Historic buildings are more than just piles of sticks and bricks. Over time, buildings become a part of our community narrative: the stories we create through our daily lives all have place. The spaces that enclose memorable events become inseparable from the events that happen within them and the people that pass through their doors. This effect is all the more profound when the buildings themselves are inspirational.
Despite the proliferation of crappy buildings created in the past 50 years, I think most people actually recognize this phenomenon to some degree. We do continue to recognize beauty in fine craftsmanship, thoughtful design, and artful space.
A perfect example of this is Trinity United Methodist Church in Des Moines' River Bend neighborhood. Trinity Church has embarked on a fabulous and difficult journey to restore their sanctuary and update the rest of the building to serve the congregation and the community for another 100 years.

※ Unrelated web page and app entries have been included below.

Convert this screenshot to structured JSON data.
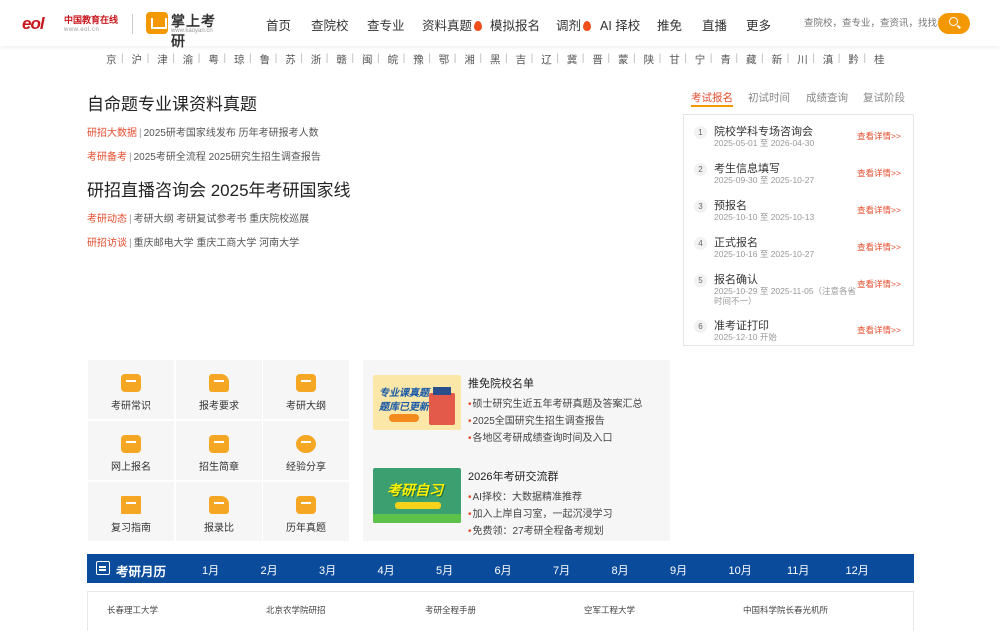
{
  "header": {
    "eol_logo_mark": "eol",
    "eol_logo_name": "中国教育在线",
    "eol_logo_url": "www.eol.cn",
    "ky_logo_title": "掌上考研",
    "ky_logo_url": "www.kaoyan.cn",
    "nav": [
      {
        "label": "首页",
        "hot": false
      },
      {
        "label": "查院校",
        "hot": false
      },
      {
        "label": "查专业",
        "hot": false
      },
      {
        "label": "资料真题",
        "hot": true
      },
      {
        "label": "模拟报名",
        "hot": false
      },
      {
        "label": "调剂",
        "hot": true
      },
      {
        "label": "AI 择校",
        "hot": false
      },
      {
        "label": "推免",
        "hot": false
      },
      {
        "label": "直播",
        "hot": false
      },
      {
        "label": "更多",
        "hot": false
      }
    ],
    "search_placeholder": "查院校，查专业，查资讯，找找看"
  },
  "provinces": [
    "京",
    "沪",
    "津",
    "渝",
    "粤",
    "琼",
    "鲁",
    "苏",
    "浙",
    "赣",
    "闽",
    "皖",
    "豫",
    "鄂",
    "湘",
    "黑",
    "吉",
    "辽",
    "冀",
    "晋",
    "蒙",
    "陕",
    "甘",
    "宁",
    "青",
    "藏",
    "新",
    "川",
    "滇",
    "黔",
    "桂"
  ],
  "news": {
    "title1": "自命题专业课资料真题",
    "line1": {
      "tag": "研招大数据",
      "text": "2025研考国家线发布 历年考研报考人数"
    },
    "line2": {
      "tag": "考研备考",
      "text": "2025考研全流程 2025研究生招生调查报告"
    },
    "title2": "研招直播咨询会 2025年考研国家线",
    "line3": {
      "tag": "考研动态",
      "text": "考研大纲 考研复试参考书 重庆院校巡展"
    },
    "line4": {
      "tag": "研招访谈",
      "text": "重庆邮电大学 重庆工商大学 河南大学"
    }
  },
  "exam_tabs": [
    "考试报名",
    "初试时间",
    "成绩查询",
    "复试阶段"
  ],
  "exam_items": [
    {
      "num": "1",
      "name": "院校学科专场咨询会",
      "date": "2025-05-01 至 2026-04-30",
      "link": "查看详情>>"
    },
    {
      "num": "2",
      "name": "考生信息填写",
      "date": "2025-09-30 至 2025-10-27",
      "link": "查看详情>>"
    },
    {
      "num": "3",
      "name": "预报名",
      "date": "2025-10-10 至 2025-10-13",
      "link": "查看详情>>"
    },
    {
      "num": "4",
      "name": "正式报名",
      "date": "2025-10-16 至 2025-10-27",
      "link": "查看详情>>"
    },
    {
      "num": "5",
      "name": "报名确认",
      "date": "2025-10-29 至 2025-11-05（注意各省时间不一）",
      "link": "查看详情>>"
    },
    {
      "num": "6",
      "name": "准考证打印",
      "date": "2025-12-10 开始",
      "link": "查看详情>>"
    }
  ],
  "quick_links": [
    {
      "label": "考研常识",
      "icon": "envelope-icon"
    },
    {
      "label": "报考要求",
      "icon": "pencil-icon"
    },
    {
      "label": "考研大纲",
      "icon": "calendar-icon"
    },
    {
      "label": "网上报名",
      "icon": "id-card-icon"
    },
    {
      "label": "招生简章",
      "icon": "search-doc-icon"
    },
    {
      "label": "经验分享",
      "icon": "star-icon"
    },
    {
      "label": "复习指南",
      "icon": "flag-icon"
    },
    {
      "label": "报录比",
      "icon": "document-icon"
    },
    {
      "label": "历年真题",
      "icon": "clipboard-icon"
    }
  ],
  "promo": {
    "img1_line1": "专业课真题",
    "img1_line2": "题库已更新",
    "block1_title": "推免院校名单",
    "block1_lines": [
      "硕士研究生近五年考研真题及答案汇总",
      "2025全国研究生招生调查报告",
      "各地区考研成绩查询时间及入口"
    ],
    "img2_text": "考研自习",
    "block2_title": "2026年考研交流群",
    "block2_lines": [
      "AI择校：大数据精准推荐",
      "加入上岸自习室，一起沉浸学习",
      "免费领：27考研全程备考规划"
    ]
  },
  "calendar": {
    "title": "考研月历",
    "months": [
      "1月",
      "2月",
      "3月",
      "4月",
      "5月",
      "6月",
      "7月",
      "8月",
      "9月",
      "10月",
      "11月",
      "12月"
    ],
    "entries": [
      "长春理工大学",
      "北京农学院研招",
      "考研全程手册",
      "空军工程大学",
      "中国科学院长春光机所"
    ]
  },
  "colors": {
    "accent": "#f39800",
    "tag_red": "#e34c2d",
    "calendar_blue": "#0a4b9b",
    "eol_red": "#c8161d"
  }
}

Trinity Church has become more than just a building to house a congregation, though that is certainly a contributing factor. Through the development of a variety of service programs, the organization has evolved into a true pillar of support to the Des Moines community: breakfast and dinner are provided to hundreds of people daily in the basement; fifty children take part in before- and after-school care programs; teens and community members can use the computer labs to study; the doors are open from early morning to evening for anyone who needs a place to be. The building itself represents stability in a neighborhood that needs more constants.
With not a whole lot of internal capacity for funding the restoration project, Trinity Church has initiated an ambitious capital drive (with a lot left to go). Some of the work is being done with volunteer labor.Continue reading...